31 What then are we to say about these things? If God is for us, who is against us?  32 He who did not withhold his own Son, but gave him up for all of us, will he not with him also give us everything else?  33 Who will bring any charge against God’s elect? It is God who justifies.  34 Who is to condemn? It is Christ Jesus, who died, yes, who was raised, who is at the right hand of God, who indeed intercedes for us.  35 Who will separate us from the love of Christ? Will hardship, or distress, or persecution, or famine, or nakedness, or peril, or sword?  36 As it is written,
            “For your sake we are being killed all day long;
                        we are accounted as sheep to be slaughtered.”
37 No, in all these things we are more than conquerors through him who loved us.  38 For I am convinced that neither death, nor life, nor angels, nor rulers, nor things present, nor things to come, nor powers,  39 nor height, nor depth, nor anything else in all creation, will be able to separate us from the love of God in Christ Jesus our Lord.

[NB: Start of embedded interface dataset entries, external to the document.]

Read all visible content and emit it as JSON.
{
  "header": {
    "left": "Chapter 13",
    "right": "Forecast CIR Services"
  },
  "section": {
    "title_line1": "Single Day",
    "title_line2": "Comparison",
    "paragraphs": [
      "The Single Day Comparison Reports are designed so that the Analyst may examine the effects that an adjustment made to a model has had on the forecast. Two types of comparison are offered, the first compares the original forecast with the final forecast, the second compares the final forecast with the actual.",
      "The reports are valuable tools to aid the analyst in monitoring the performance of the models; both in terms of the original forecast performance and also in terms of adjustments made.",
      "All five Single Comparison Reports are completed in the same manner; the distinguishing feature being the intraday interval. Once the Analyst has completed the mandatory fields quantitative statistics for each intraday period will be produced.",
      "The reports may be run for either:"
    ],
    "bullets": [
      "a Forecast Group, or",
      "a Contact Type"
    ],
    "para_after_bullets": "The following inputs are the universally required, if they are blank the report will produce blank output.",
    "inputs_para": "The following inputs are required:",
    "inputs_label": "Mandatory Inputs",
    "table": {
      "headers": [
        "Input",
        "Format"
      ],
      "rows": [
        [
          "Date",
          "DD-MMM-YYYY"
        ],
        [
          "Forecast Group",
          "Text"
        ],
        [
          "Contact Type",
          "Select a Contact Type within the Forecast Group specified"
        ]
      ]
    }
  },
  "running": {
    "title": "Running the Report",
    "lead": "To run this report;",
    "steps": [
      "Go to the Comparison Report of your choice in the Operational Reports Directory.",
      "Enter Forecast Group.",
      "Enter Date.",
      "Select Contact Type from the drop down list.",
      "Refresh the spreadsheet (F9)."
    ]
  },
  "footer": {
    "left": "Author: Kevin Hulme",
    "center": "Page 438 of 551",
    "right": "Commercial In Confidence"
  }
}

God our steadfast companion, we give you thanks that nothing can separate us from your love in Jesus Christ. Send your Spirit to all who grieve, to all who are sick, and to all who feel alone this season. May we remember that we belong to you, in Jesus Christ, Amen.

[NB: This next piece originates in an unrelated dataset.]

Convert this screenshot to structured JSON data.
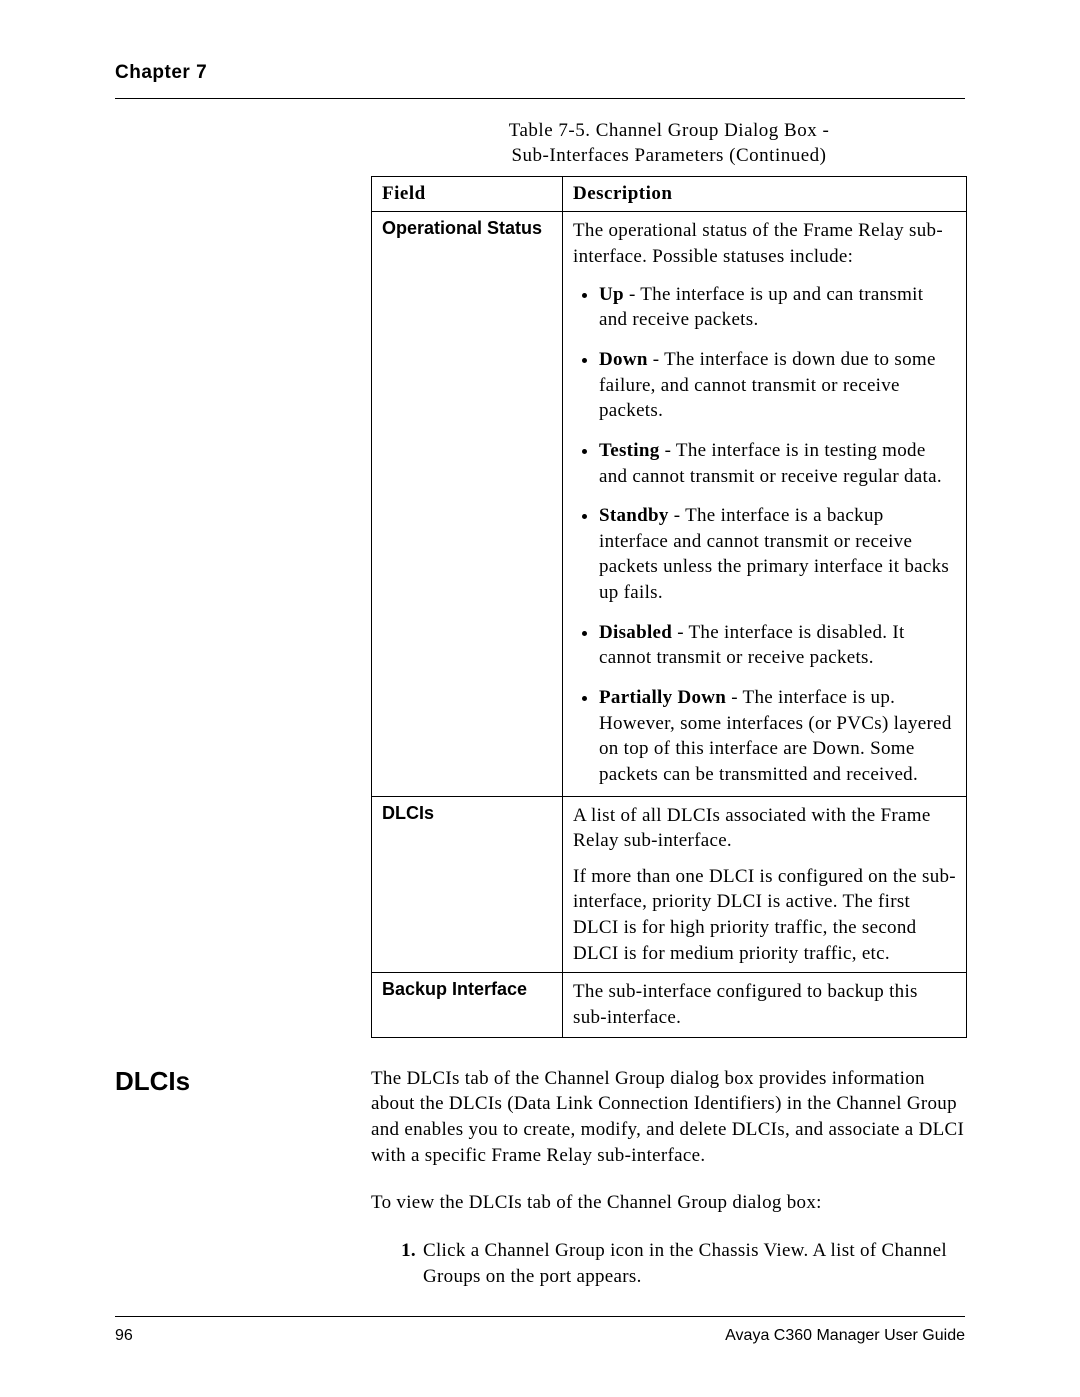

Sixth Reading: Revelation 22:1-5
1 Then the angel showed me the river of the water of life, bright as crystal, flowing from the throne of God and of the Lamb 2 through the middle of the street of the city. On either side of the river is the tree of life with its twelve kinds of fruit, producing its fruit each month; and the leaves of the tree are for the healing of the nations.  3 Nothing accursed will be found there any more. But the throne of God and of the Lamb will be in it, and his servants will worship him;  4 they will see his face, and his name will be on their foreheads.  5 And there will be no more night; they need no light of lamp or sun, for the Lord God will be their light, and they will reign forever and ever.

God our light, shine like a candle in the darkness, lighting the way for all who feel abandoned, forgotten, or hopeless. Mark our lives with your love, through Jesus Christ, Amen.


Closing Prayer and the Lord’s Prayer
We thank you, God our maker, for the reminder that you have named us by your grace. Bring us closer, O God, to your vision for all of humanity. Be the goal of our pilgrimage and our rest by the way, a companion in heartbreak and joy. Hear us now as we pray the prayer Jesus taught us: (the Lord’s Prayer)

Benediction and Blessing                                                            
The Glory of the Lord shall be revealed, and all the peoples shall see it together.
May the God of hope fill us with all joy and peace through the Holy Spirit,
In the name of Christ, our Savior, Amen.